- What you are asked to do:
Give back all the records exactly, keeping every line whole.

- The data:
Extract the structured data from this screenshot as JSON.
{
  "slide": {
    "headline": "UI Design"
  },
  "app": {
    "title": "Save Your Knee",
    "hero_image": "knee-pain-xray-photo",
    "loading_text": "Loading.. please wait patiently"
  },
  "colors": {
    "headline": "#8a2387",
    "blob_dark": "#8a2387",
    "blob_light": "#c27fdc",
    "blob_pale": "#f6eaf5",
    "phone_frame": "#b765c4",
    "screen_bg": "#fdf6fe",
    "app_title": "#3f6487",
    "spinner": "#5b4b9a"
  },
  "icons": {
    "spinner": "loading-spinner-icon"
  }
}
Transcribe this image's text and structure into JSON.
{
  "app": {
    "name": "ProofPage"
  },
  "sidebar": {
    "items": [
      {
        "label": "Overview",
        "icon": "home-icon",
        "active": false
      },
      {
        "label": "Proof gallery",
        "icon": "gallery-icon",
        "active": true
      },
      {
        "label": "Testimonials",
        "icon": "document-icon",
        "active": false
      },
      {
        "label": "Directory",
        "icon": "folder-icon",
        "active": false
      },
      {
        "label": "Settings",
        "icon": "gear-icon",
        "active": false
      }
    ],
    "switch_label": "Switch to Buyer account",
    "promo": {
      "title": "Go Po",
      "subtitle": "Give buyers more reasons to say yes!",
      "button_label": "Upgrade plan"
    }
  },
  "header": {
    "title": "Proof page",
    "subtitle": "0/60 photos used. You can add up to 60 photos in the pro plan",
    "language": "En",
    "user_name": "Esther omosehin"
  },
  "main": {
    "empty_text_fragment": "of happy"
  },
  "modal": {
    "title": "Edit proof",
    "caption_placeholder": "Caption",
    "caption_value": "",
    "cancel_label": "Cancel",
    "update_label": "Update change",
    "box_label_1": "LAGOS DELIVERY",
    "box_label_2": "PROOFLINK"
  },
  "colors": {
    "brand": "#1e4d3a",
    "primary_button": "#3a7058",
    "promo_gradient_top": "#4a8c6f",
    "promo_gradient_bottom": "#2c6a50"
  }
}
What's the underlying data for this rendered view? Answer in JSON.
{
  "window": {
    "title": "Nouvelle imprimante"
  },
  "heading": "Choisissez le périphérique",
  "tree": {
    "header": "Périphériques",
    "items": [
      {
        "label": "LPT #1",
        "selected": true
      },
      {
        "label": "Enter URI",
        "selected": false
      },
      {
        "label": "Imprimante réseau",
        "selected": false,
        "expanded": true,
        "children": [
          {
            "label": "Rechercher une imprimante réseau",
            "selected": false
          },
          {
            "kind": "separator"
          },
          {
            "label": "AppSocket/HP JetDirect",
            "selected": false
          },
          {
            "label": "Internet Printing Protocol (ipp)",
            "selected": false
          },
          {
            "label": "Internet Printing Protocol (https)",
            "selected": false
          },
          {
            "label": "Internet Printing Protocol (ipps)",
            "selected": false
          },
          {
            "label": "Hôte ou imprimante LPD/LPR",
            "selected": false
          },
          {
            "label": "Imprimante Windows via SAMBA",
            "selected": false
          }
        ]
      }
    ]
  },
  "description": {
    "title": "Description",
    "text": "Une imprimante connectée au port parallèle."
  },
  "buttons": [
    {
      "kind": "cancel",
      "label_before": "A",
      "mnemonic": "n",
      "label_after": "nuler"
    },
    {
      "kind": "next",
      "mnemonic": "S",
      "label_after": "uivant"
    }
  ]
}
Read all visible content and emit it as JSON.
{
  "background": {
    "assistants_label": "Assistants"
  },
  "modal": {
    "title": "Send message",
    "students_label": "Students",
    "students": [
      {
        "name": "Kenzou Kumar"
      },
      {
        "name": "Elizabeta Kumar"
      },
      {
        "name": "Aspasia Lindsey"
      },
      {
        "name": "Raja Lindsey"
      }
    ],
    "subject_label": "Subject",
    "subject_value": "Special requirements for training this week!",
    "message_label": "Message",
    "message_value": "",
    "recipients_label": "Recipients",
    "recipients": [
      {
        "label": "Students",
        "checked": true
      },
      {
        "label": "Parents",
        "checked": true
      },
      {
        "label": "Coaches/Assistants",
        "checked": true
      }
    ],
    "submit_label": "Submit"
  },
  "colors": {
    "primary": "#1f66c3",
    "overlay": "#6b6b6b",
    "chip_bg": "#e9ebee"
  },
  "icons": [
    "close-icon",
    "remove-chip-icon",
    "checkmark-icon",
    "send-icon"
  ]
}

- Answer to the exercise:
Extract the structured data from this screenshot as JSON.
{
  "slide": {
    "headline": "UI Design"
  },
  "app": {
    "title": "Save Your Knee",
    "hero_image": "knee-pain-xray-photo",
    "loading_text": "Loading.. please wait patiently"
  },
  "colors": {
    "headline": "#8a2387",
    "blob_dark": "#8a2387",
    "blob_light": "#c27fdc",
    "blob_pale": "#f6eaf5",
    "phone_frame": "#b765c4",
    "screen_bg": "#fdf6fe",
    "app_title": "#3f6487",
    "spinner": "#5b4b9a"
  },
  "icons": {
    "spinner": "loading-spinner-icon"
  }
}
Transcribe this image's text and structure into JSON.
{
  "app": {
    "name": "ProofPage"
  },
  "sidebar": {
    "items": [
      {
        "label": "Overview",
        "icon": "home-icon",
        "active": false
      },
      {
        "label": "Proof gallery",
        "icon": "gallery-icon",
        "active": true
      },
      {
        "label": "Testimonials",
        "icon": "document-icon",
        "active": false
      },
      {
        "label": "Directory",
        "icon": "folder-icon",
        "active": false
      },
      {
        "label": "Settings",
        "icon": "gear-icon",
        "active": false
      }
    ],
    "switch_label": "Switch to Buyer account",
    "promo": {
      "title": "Go Po",
      "subtitle": "Give buyers more reasons to say yes!",
      "button_label": "Upgrade plan"
    }
  },
  "header": {
    "title": "Proof page",
    "subtitle": "0/60 photos used. You can add up to 60 photos in the pro plan",
    "language": "En",
    "user_name": "Esther omosehin"
  },
  "main": {
    "empty_text_fragment": "of happy"
  },
  "modal": {
    "title": "Edit proof",
    "caption_placeholder": "Caption",
    "caption_value": "",
    "cancel_label": "Cancel",
    "update_label": "Update change",
    "box_label_1": "LAGOS DELIVERY",
    "box_label_2": "PROOFLINK"
  },
  "colors": {
    "brand": "#1e4d3a",
    "primary_button": "#3a7058",
    "promo_gradient_top": "#4a8c6f",
    "promo_gradient_bottom": "#2c6a50"
  }
}
What's the underlying data for this rendered view? Answer in JSON.
{
  "window": {
    "title": "Nouvelle imprimante"
  },
  "heading": "Choisissez le périphérique",
  "tree": {
    "header": "Périphériques",
    "items": [
      {
        "label": "LPT #1",
        "selected": true
      },
      {
        "label": "Enter URI",
        "selected": false
      },
      {
        "label": "Imprimante réseau",
        "selected": false,
        "expanded": true,
        "children": [
          {
            "label": "Rechercher une imprimante réseau",
            "selected": false
          },
          {
            "kind": "separator"
          },
          {
            "label": "AppSocket/HP JetDirect",
            "selected": false
          },
          {
            "label": "Internet Printing Protocol (ipp)",
            "selected": false
          },
          {
            "label": "Internet Printing Protocol (https)",
            "selected": false
          },
          {
            "label": "Internet Printing Protocol (ipps)",
            "selected": false
          },
          {
            "label": "Hôte ou imprimante LPD/LPR",
            "selected": false
          },
          {
            "label": "Imprimante Windows via SAMBA",
            "selected": false
          }
        ]
      }
    ]
  },
  "description": {
    "title": "Description",
    "text": "Une imprimante connectée au port parallèle."
  },
  "buttons": [
    {
      "kind": "cancel",
      "label_before": "A",
      "mnemonic": "n",
      "label_after": "nuler"
    },
    {
      "kind": "next",
      "mnemonic": "S",
      "label_after": "uivant"
    }
  ]
}
Read all visible content and emit it as JSON.
{
  "background": {
    "assistants_label": "Assistants"
  },
  "modal": {
    "title": "Send message",
    "students_label": "Students",
    "students": [
      {
        "name": "Kenzou Kumar"
      },
      {
        "name": "Elizabeta Kumar"
      },
      {
        "name": "Aspasia Lindsey"
      },
      {
        "name": "Raja Lindsey"
      }
    ],
    "subject_label": "Subject",
    "subject_value": "Special requirements for training this week!",
    "message_label": "Message",
    "message_value": "",
    "recipients_label": "Recipients",
    "recipients": [
      {
        "label": "Students",
        "checked": true
      },
      {
        "label": "Parents",
        "checked": true
      },
      {
        "label": "Coaches/Assistants",
        "checked": true
      }
    ],
    "submit_label": "Submit"
  },
  "colors": {
    "primary": "#1f66c3",
    "overlay": "#6b6b6b",
    "chip_bg": "#e9ebee"
  },
  "icons": [
    "close-icon",
    "remove-chip-icon",
    "checkmark-icon",
    "send-icon"
  ]
}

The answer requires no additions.